What you should do
Quote word for word from the line holding "Decode this image" to the last line below, including both, and omit any pictures.

Listed records
== == ==

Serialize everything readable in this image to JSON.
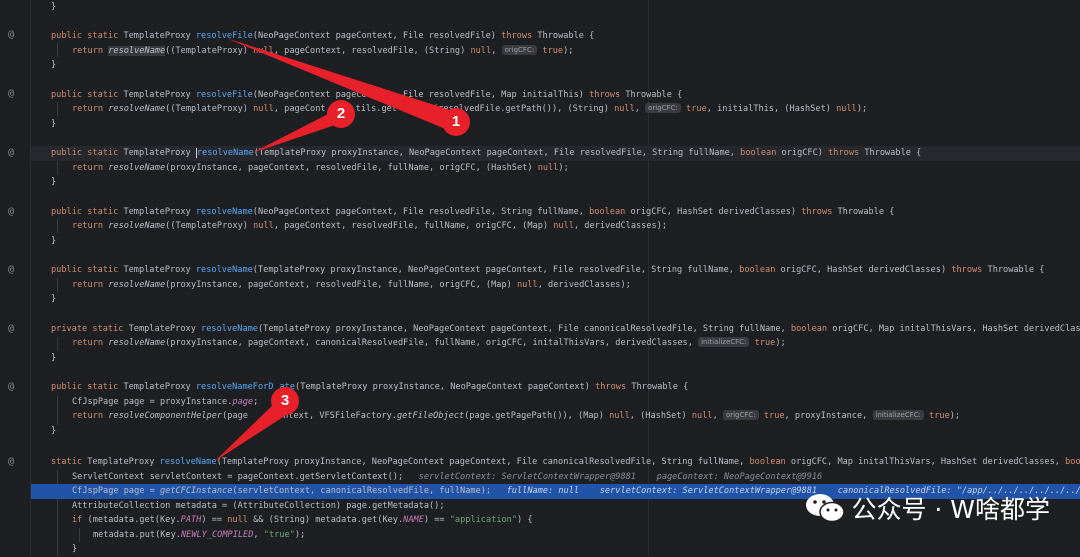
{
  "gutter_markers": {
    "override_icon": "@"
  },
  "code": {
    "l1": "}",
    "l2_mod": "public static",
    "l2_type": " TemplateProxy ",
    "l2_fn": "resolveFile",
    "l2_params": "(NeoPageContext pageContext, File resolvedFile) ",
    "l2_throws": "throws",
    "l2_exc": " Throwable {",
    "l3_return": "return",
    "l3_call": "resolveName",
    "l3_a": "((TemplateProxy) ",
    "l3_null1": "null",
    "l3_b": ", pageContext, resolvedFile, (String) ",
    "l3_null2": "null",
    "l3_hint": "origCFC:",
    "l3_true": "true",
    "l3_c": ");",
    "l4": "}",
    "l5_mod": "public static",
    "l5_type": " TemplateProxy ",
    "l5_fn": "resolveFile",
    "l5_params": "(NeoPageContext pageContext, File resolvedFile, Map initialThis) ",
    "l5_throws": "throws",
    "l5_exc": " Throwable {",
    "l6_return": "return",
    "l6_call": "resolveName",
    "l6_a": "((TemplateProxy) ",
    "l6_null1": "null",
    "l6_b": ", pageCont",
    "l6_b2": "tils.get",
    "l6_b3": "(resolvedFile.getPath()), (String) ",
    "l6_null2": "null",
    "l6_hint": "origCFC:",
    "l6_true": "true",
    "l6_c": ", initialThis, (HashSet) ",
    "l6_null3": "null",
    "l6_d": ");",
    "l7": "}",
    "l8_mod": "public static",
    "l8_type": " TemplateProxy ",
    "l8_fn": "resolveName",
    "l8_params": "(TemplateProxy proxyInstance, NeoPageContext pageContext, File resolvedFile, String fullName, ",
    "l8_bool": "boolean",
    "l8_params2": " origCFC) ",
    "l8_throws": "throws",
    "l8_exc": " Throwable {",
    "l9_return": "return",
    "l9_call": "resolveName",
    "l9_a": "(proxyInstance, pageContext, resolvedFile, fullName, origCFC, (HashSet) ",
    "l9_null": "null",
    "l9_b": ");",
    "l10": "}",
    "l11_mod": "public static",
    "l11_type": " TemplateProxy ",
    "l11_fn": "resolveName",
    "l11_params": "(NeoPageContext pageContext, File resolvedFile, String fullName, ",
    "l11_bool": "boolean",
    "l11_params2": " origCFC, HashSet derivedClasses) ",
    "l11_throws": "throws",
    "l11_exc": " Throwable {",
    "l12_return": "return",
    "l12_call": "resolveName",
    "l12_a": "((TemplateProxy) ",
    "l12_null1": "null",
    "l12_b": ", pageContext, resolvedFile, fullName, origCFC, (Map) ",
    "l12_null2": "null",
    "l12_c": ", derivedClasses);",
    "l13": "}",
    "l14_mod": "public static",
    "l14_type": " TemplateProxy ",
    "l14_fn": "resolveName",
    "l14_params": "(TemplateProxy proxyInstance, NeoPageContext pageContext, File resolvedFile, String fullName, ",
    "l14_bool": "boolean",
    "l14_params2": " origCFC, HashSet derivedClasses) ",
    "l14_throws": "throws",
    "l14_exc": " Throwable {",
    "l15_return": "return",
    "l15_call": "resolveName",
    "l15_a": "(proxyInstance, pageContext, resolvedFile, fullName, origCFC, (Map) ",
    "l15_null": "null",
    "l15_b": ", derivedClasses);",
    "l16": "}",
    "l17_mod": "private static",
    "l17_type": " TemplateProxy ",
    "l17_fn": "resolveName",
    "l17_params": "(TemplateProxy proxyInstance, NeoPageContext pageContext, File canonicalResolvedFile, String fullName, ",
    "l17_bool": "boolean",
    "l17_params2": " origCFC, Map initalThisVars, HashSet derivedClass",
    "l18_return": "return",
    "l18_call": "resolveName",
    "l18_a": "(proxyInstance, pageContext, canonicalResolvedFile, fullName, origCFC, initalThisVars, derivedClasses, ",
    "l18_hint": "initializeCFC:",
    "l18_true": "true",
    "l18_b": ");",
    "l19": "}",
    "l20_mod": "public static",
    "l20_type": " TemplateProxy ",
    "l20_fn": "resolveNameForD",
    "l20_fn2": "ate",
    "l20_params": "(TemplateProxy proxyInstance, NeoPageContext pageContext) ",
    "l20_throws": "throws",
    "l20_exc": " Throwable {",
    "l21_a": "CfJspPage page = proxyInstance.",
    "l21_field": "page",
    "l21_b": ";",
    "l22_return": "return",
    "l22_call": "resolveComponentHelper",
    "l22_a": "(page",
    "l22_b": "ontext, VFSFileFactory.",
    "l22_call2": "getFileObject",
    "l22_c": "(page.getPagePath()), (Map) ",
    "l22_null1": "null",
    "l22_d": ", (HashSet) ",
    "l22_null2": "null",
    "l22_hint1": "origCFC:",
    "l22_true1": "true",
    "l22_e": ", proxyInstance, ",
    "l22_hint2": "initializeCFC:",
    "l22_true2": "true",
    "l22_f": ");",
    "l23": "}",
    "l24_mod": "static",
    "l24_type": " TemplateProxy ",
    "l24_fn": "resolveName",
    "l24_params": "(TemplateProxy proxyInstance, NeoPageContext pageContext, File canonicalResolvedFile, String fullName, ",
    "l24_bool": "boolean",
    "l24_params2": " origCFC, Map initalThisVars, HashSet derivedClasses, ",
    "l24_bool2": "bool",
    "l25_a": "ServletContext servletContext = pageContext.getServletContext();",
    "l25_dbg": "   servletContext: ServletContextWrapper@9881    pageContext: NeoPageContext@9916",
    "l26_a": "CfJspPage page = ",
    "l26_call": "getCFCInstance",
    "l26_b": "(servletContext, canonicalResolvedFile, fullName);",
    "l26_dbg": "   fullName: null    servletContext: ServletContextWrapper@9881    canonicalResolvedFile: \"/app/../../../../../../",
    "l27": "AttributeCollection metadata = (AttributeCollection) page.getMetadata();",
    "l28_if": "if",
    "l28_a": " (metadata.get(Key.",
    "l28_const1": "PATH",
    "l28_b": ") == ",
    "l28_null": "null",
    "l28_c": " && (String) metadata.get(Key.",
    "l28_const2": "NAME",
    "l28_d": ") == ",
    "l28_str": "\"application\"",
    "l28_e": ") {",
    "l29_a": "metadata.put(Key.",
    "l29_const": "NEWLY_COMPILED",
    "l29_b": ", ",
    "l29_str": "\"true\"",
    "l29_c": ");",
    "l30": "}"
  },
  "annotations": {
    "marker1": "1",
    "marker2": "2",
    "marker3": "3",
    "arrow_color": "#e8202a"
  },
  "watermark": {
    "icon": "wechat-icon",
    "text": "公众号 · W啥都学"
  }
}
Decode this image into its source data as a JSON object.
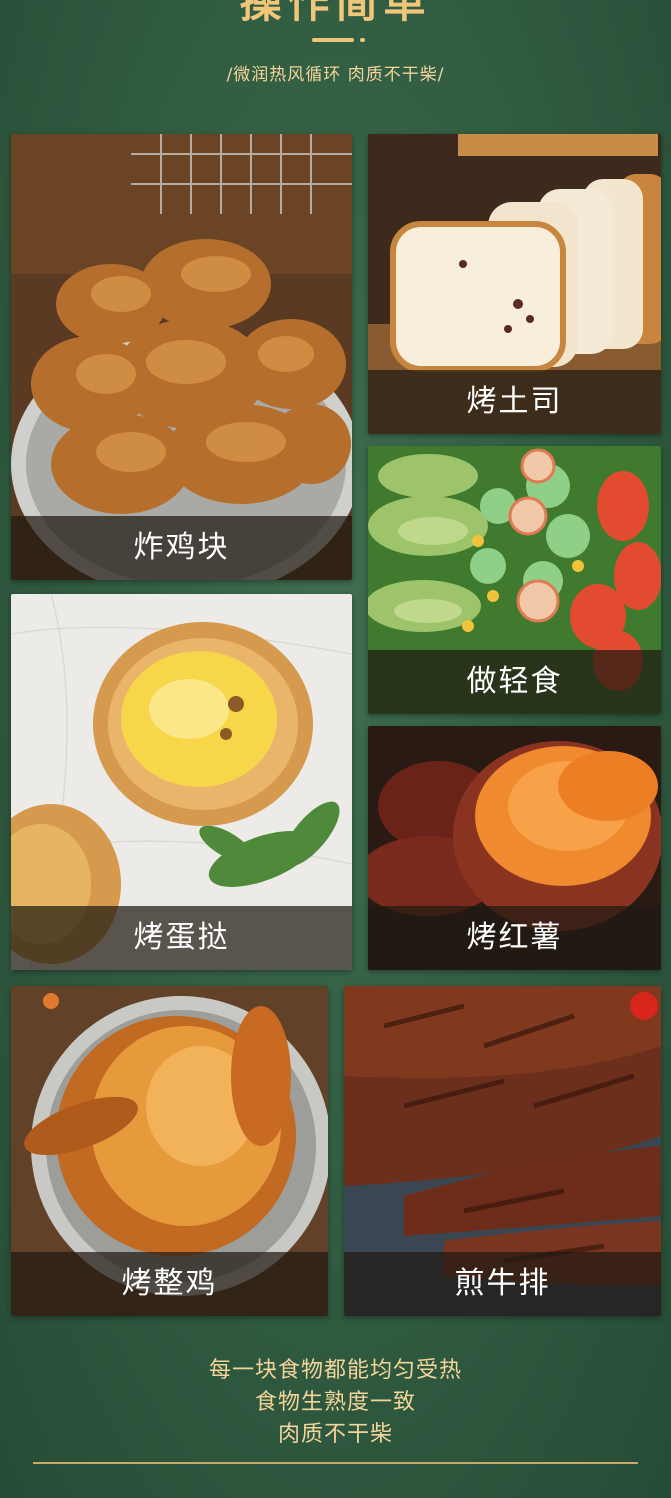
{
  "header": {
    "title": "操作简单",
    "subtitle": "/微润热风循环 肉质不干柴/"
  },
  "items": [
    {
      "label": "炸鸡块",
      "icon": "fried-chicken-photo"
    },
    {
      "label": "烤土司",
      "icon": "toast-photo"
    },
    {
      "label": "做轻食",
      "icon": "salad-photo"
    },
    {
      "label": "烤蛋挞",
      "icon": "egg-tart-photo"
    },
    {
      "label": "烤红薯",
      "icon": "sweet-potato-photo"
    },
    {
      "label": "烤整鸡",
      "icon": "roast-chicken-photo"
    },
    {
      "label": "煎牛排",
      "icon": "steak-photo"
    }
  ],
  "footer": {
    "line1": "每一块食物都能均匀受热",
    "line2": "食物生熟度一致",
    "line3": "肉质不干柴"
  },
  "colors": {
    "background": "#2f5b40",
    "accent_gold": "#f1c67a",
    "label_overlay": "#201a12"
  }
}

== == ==

Response area
Decode this image into its source data as a JSON object.
{
  "header": {
    "title": "操作简单",
    "subtitle": "/微润热风循环 肉质不干柴/"
  },
  "items": [
    {
      "label": "炸鸡块",
      "icon": "fried-chicken-photo"
    },
    {
      "label": "烤土司",
      "icon": "toast-photo"
    },
    {
      "label": "做轻食",
      "icon": "salad-photo"
    },
    {
      "label": "烤蛋挞",
      "icon": "egg-tart-photo"
    },
    {
      "label": "烤红薯",
      "icon": "sweet-potato-photo"
    },
    {
      "label": "烤整鸡",
      "icon": "roast-chicken-photo"
    },
    {
      "label": "煎牛排",
      "icon": "steak-photo"
    }
  ],
  "footer": {
    "line1": "每一块食物都能均匀受热",
    "line2": "食物生熟度一致",
    "line3": "肉质不干柴"
  },
  "colors": {
    "background": "#2f5b40",
    "accent_gold": "#f1c67a",
    "label_overlay": "#201a12"
  }
}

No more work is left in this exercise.